Old St. Paul’s: A Tale of the Plague and the Fire

Recommended reading for the self isolating... As soon as the epic serial, The Tower of London concluded at the end of 1840, its author, the flamboyant ‘Lancashire Novelist’ William Harrison Ainsworth, threw an enormous celebratory party and promptly began the next serial, Old St. Paul’s, A Tale of the Plague and the Fire, the first… Continue reading Old St. Paul’s: A Tale of the Plague and the Fire

How the ‘Newgate Controversy’ Destroyed Dickens’ Greatest Rival

Guest post I wrote recently for History Hit on The Author Who Outsold Dickens As a child growing up in Regency Manchester, William Harrison Ainsworth had his head filled with tales of highwaymen by his father. His favourite was Dick Turpin. Expected to join the family law firm, the young Ainsworth was already writing poems,… Continue reading How the ‘Newgate Controversy’ Destroyed Dickens’ Greatest Rival

The Birkenhead Poems

As a companion post to 'The Victorian Titanic', here are the two commemorative poems by Francis Hastings Doyle and Rudyard Kipling celebrating the heroes of the Birkenhead, lost off Danger point, February 26, 1852... ‘The Loss of the Birkenhead’ by Sir Francis Hastings Doyle, 2nd Baronet, Professor of Poetry, Oxford (Supposed to be told by… Continue reading The Birkenhead Poems

The Victorian Titanic: The Last Voyage of the HMS Birkenhead

On the 168th anniversary of the wreck of Her Majesty's Troopship Birkenhead, which I once wrote a novel about and am now planning a history of, here's the true story... In the winter 1851, Her Majesty’s Troopship Birkenhead laid at anchor at Portsmouth, awaiting orders. A world away, the British Empire was fighting its third… Continue reading The Victorian Titanic: The Last Voyage of the HMS Birkenhead

Man of La Manchester

It's been a long time coming, but my new biography of the 'Lancashire Novelist' William Harrison Ainsworth, The Author Who Outsold Dickens is published in hardback today from Pen & Sword Books. Here's the Prologue... On the evening of Thursday, 15 September 1881, the man they called the ‘Lancashire Novelist’ attended a mayoral banquet in his… Continue reading Man of La Manchester

Goblin Stories and Haunted Men: Dickens’ Other Christmas Books

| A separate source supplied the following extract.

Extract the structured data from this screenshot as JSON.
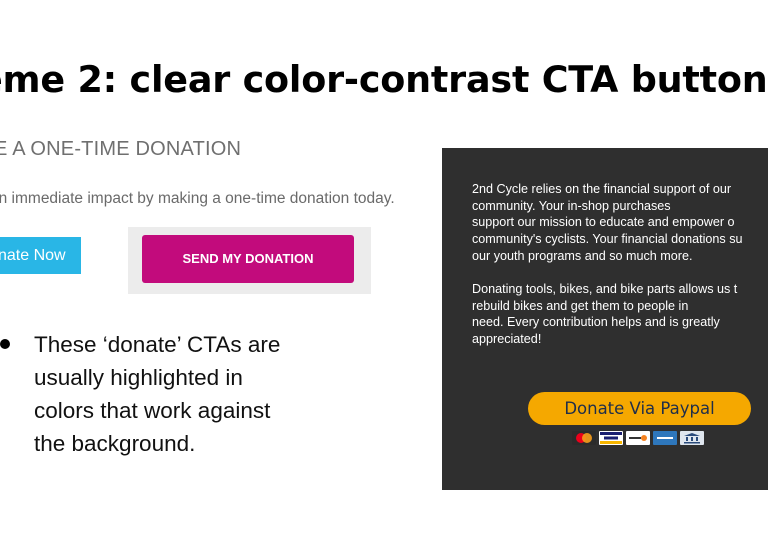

My latest for the Wordsworth Blog, on the stories that followed A Christmas Carol... As the fairy lights go up and we max out our credit cards, I think we can all agree that Christmas wouldn’t be Christmas without Dickens’ A Christmas Carol. Consuming it in some form is as much of a tradition as… Continue reading Goblin Stories and Haunted Men: Dickens’ Other Christmas Books

M.R. James and the Perfect Christmas Ghost Story

My latest for the Wordsworth Blog, on M.R. James and writing the perfect Christmas ghost story... ‘There must be something ghostly in the air of Christmas,’ wrote Jerome K. Jerome in the introduction to his darkly comic collection Told After Supper (1891), ‘something about the close, muggy atmosphere that draws up the ghosts, like the… Continue reading M.R. James and the Perfect Christmas Ghost Story

London Labour and the London Poor

New post for the Wordsworth Blog The sums involved in printer George Woodfall’s chancery suit against Henry Mayhew that killed off London Labour and the London Poor mid-flow were trivial. He made several attempts to arrive at a settlement, but Mayhew ignored him. This was a common pattern of behaviour in Mayhew’s life, going back… Continue reading London Labour and the London Poor

Traveller in the Poor Man’s Country

New post for the Wordsworth Blog As the freelance journalist is never off the clock, William Thackeray was, like friend and rival Charles Dickens, a born people watcher. In a short piece for Punch entitled ‘Waiting at the Station’ written in March 1850, Thackeray thus turns the everyday experience of killing time at Fenchurch Street… Continue reading Traveller in the Poor Man’s Country

G.W.M. Reynolds & Me

A new post for the G.W.M. Reynolds Society... As a child, I possessed a morbid passion for nineteenth century gothic literature. I had inherited this trait from my mother, a Catholic turned Spiritualist with a taste for true crime and horror film and fiction. My parents had me late in life and my grandparents were… Continue reading G.W.M. Reynolds & Me